Prepare the coconut filling
- In a mixing bowl, combine eggs, sugar, milk, coconut milk and yellow food colouring (optional). Whisk by hand until sugar dissolves.
- Add in melted butter and whisk to combine well. Tip in grated coconut and stir to combine well. (If using desiccated coconut, please read the notes in the recipe card below.)
Make the coconut tart shells and blind bake
- Step 1. Press pastry dough into the tart moulds. If your tart moulds are not non-stick, remember to grease the base and sides generously with butter. The first batch I baked a few days ago, I used a tart pan (pictured in the step-by-step) and forgot to do so. My poor tarts stuck to the moulds after baking! I had to work a bit to release them, and didn’t get nice looking sides. The second time around, I used non-stick individual tart moulds. See how pretty these coconut tarts turned out!
- Step 2. Cut away the extra dough with a small knife to get clean edges on the tart shells. All those loose, cut pieces of dough can be mixed in with the remaining dough, so there’s as little waste as possible.
- Step 3. Cut squares of baking paper, large enough to line the inside and up the sides of the tart shells. Fill with ceramic or metallic baking beans, uncooked dried beans or rice grains. These can be kept and re-used for future blind-baking. OR, instead of using weights, lightly prick holes into the base of each shell with a fork.
- Step 4. Blind bake tart shells in preheated oven for 10 to 15 minutes, or until they bake to a light golden brown. Carefully remove the baking beans, by lifting up the baking paper squares, as they will be hot to the touch.
Fill the tart shells with coconut filling and bake
You’ll find that the coconut filling has quite a bit of liquid content because of the custard mixture of eggs, sugar and combined milk.
If you prefer, you can strain the coconut filling. Do not press out any juices from the flesh when you do this, as it should be soaked as heavily as possible. Fill the tart shells with the custard-soaked coconut flesh.
Then, spoon just enough of the liquid custard to fill up to almost the edge of the tart. Don’t overdo it, otherwise the custard will bubble over the edges of the shells during baking.

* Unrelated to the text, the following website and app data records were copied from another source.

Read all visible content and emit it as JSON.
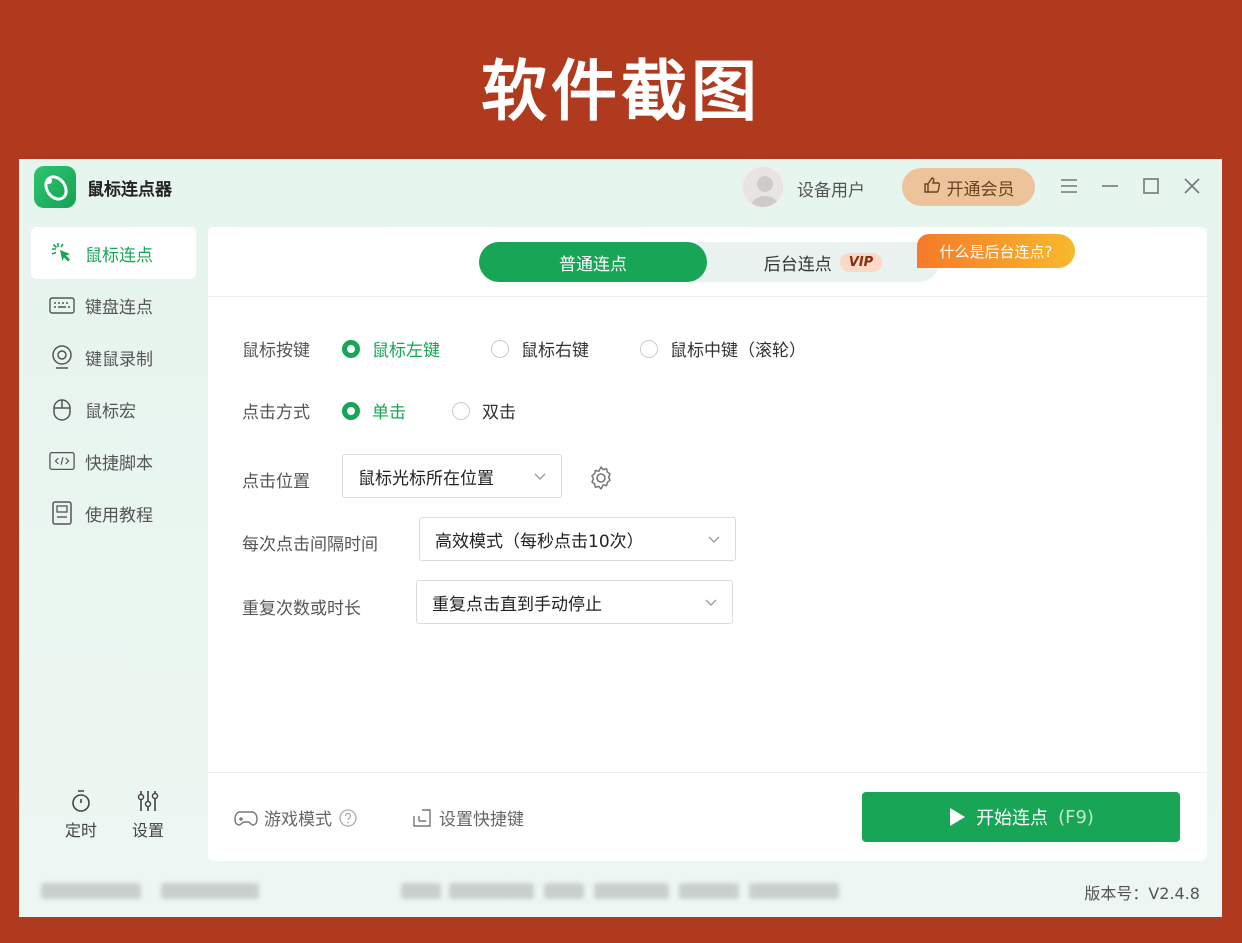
{
  "banner": {
    "title": "软件截图"
  },
  "app": {
    "title": "鼠标连点器",
    "user_name": "设备用户",
    "vip_button": "开通会员",
    "version": "版本号：V2.4.8"
  },
  "sidebar": {
    "items": [
      {
        "label": "鼠标连点",
        "icon": "cursor-click-icon",
        "active": true
      },
      {
        "label": "键盘连点",
        "icon": "keyboard-icon"
      },
      {
        "label": "键鼠录制",
        "icon": "record-icon"
      },
      {
        "label": "鼠标宏",
        "icon": "mouse-icon"
      },
      {
        "label": "快捷脚本",
        "icon": "code-icon"
      },
      {
        "label": "使用教程",
        "icon": "tutorial-icon"
      }
    ],
    "bottom": [
      {
        "label": "定时",
        "icon": "timer-icon"
      },
      {
        "label": "设置",
        "icon": "sliders-icon"
      }
    ]
  },
  "tabs": {
    "normal": "普通连点",
    "background": "后台连点",
    "vip_badge": "VIP",
    "what_is_background": "什么是后台连点?"
  },
  "form": {
    "mouse_button": {
      "label": "鼠标按键",
      "options": [
        "鼠标左键",
        "鼠标右键",
        "鼠标中键（滚轮）"
      ],
      "selected": "鼠标左键"
    },
    "click_mode": {
      "label": "点击方式",
      "options": [
        "单击",
        "双击"
      ],
      "selected": "单击"
    },
    "click_position": {
      "label": "点击位置",
      "value": "鼠标光标所在位置"
    },
    "interval": {
      "label": "每次点击间隔时间",
      "value": "高效模式（每秒点击10次）"
    },
    "repeat": {
      "label": "重复次数或时长",
      "value": "重复点击直到手动停止"
    }
  },
  "footer": {
    "game_mode": "游戏模式",
    "shortcut": "设置快捷键",
    "start_label": "开始连点",
    "start_key": "(F9)"
  },
  "colors": {
    "accent": "#19a556",
    "banner_bg": "#b03a1e",
    "vip_gold": "#ecc39a"
  }
}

Heck, that happens to my tarts all the time! So don’t stress if your tarts have a little too much liquid. If you are using individual moulds, make sure to place a tray below to catch any liquids or juices that overflow.

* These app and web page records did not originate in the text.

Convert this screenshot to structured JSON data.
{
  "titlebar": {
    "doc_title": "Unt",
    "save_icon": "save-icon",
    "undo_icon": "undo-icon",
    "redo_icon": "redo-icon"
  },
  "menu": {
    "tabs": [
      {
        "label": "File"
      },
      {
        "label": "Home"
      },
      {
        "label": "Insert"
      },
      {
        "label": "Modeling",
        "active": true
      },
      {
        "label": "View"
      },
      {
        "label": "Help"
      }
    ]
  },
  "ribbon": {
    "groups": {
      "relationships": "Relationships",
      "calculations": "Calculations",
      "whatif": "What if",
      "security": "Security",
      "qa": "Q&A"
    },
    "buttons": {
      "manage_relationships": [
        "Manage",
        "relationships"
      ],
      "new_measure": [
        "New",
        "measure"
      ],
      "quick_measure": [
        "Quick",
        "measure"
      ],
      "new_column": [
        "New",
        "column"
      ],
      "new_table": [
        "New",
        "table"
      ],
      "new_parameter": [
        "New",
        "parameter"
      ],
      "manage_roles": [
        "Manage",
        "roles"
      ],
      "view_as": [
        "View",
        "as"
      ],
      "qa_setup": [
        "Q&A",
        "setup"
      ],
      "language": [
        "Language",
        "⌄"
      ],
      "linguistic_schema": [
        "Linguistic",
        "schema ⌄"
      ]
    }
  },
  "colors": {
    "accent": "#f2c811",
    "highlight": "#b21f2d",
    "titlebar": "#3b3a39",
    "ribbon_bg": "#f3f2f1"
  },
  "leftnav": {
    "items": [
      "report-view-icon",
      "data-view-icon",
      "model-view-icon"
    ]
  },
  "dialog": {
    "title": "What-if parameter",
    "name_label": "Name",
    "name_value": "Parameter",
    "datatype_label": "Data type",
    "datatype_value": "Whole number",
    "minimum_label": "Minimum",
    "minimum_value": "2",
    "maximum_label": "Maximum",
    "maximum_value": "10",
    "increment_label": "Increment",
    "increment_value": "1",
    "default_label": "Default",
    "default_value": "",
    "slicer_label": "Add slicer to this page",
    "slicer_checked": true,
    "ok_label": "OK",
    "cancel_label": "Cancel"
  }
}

Once baked to beautiful, golden brown crusty tops, remove from the oven and allow the tarts to cool in their moulds for 15 minutes. The coconut tarts will firm up as they cool.
Then, gently release the tarts from the moulds and allow to cool completely on a baking rack. Once cooled, store tarts in an air-tight container for up to a day after baking.

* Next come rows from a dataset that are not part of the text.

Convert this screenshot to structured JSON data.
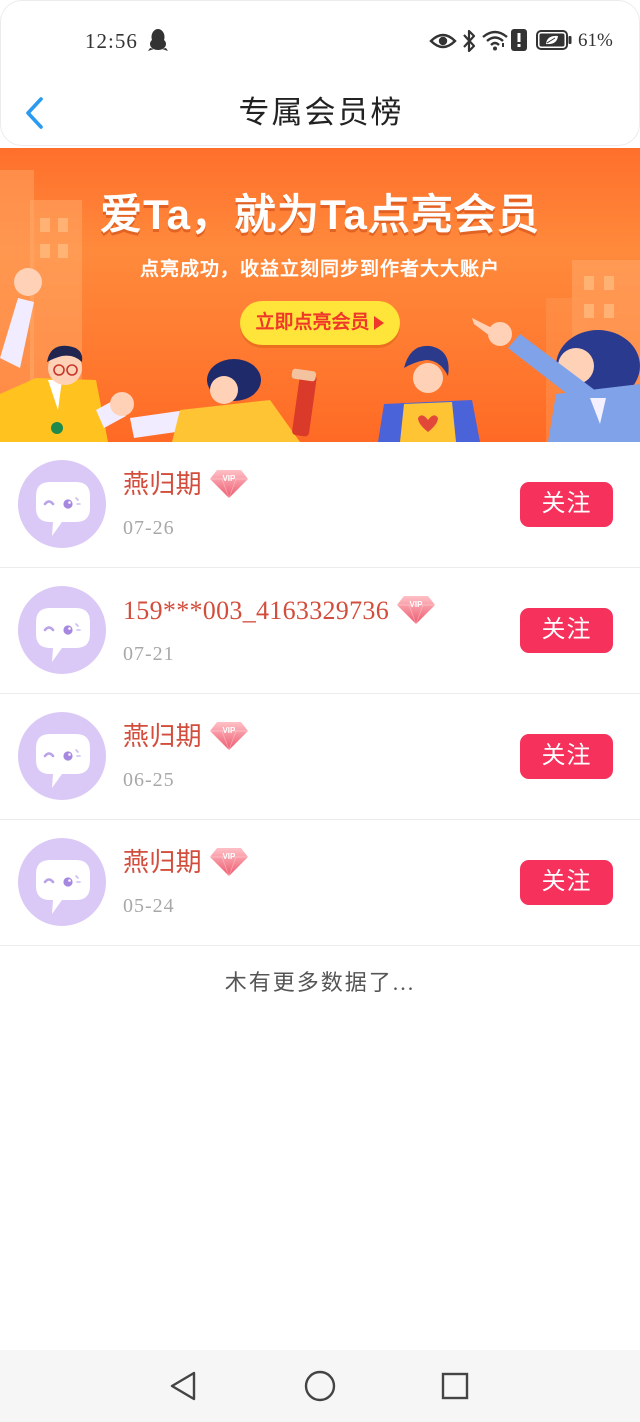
{
  "status_bar": {
    "time": "12:56",
    "battery_percent": "61%",
    "icons": [
      "qq-icon",
      "eye-icon",
      "bluetooth-icon",
      "wifi-icon",
      "alert-icon",
      "battery-icon"
    ]
  },
  "header": {
    "title": "专属会员榜",
    "back_icon": "chevron-left-icon"
  },
  "banner": {
    "headline": "爱Ta，就为Ta点亮会员",
    "subtitle": "点亮成功，收益立刻同步到作者大大账户",
    "cta_label": "立即点亮会员",
    "cta_icon": "play-triangle-icon"
  },
  "members": [
    {
      "name": "燕归期",
      "badge": "VIP",
      "date": "07-26",
      "follow_label": "关注"
    },
    {
      "name": "159***003_4163329736",
      "badge": "VIP",
      "date": "07-21",
      "follow_label": "关注"
    },
    {
      "name": "燕归期",
      "badge": "VIP",
      "date": "06-25",
      "follow_label": "关注"
    },
    {
      "name": "燕归期",
      "badge": "VIP",
      "date": "05-24",
      "follow_label": "关注"
    }
  ],
  "footer": {
    "end_text": "木有更多数据了..."
  },
  "nav_bar": {
    "icons": [
      "back-triangle-icon",
      "home-circle-icon",
      "recents-square-icon"
    ]
  },
  "colors": {
    "accent_blue": "#2b9bf0",
    "banner_orange": "#ff7a30",
    "cta_yellow": "#ffe43a",
    "name_red": "#d24d3c",
    "follow_pink": "#f5315c",
    "avatar_lavender": "#dac8f6"
  }
}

How to store and re-heat coconut tarts
After the first day, baked coconut tarts should be kept sealed and chilled in the refrigerator for up to 3 days.
To reheat, warm up in a moderately hot oven set at 140°C (284 °F) for 10 to 15 minutes, or until the tarts feel just hot to the touch.
Place foil or baking paper over the tarts if you don’t want the tops to brown further. Remove from the oven and let the tarts cool for 5 minutes, to allow them to crisp up.
Here are more sweet bakes you might enjoy:
- Famous Lemon Cake – Bake this All-Time Tea Favourite
- Blueberry Pie
- Mixed Berry Galette – Bewitching, Berrylicious & A Breeze to Make!
- Pineapple Tarts – Treats for Festive & Everyday Occasions!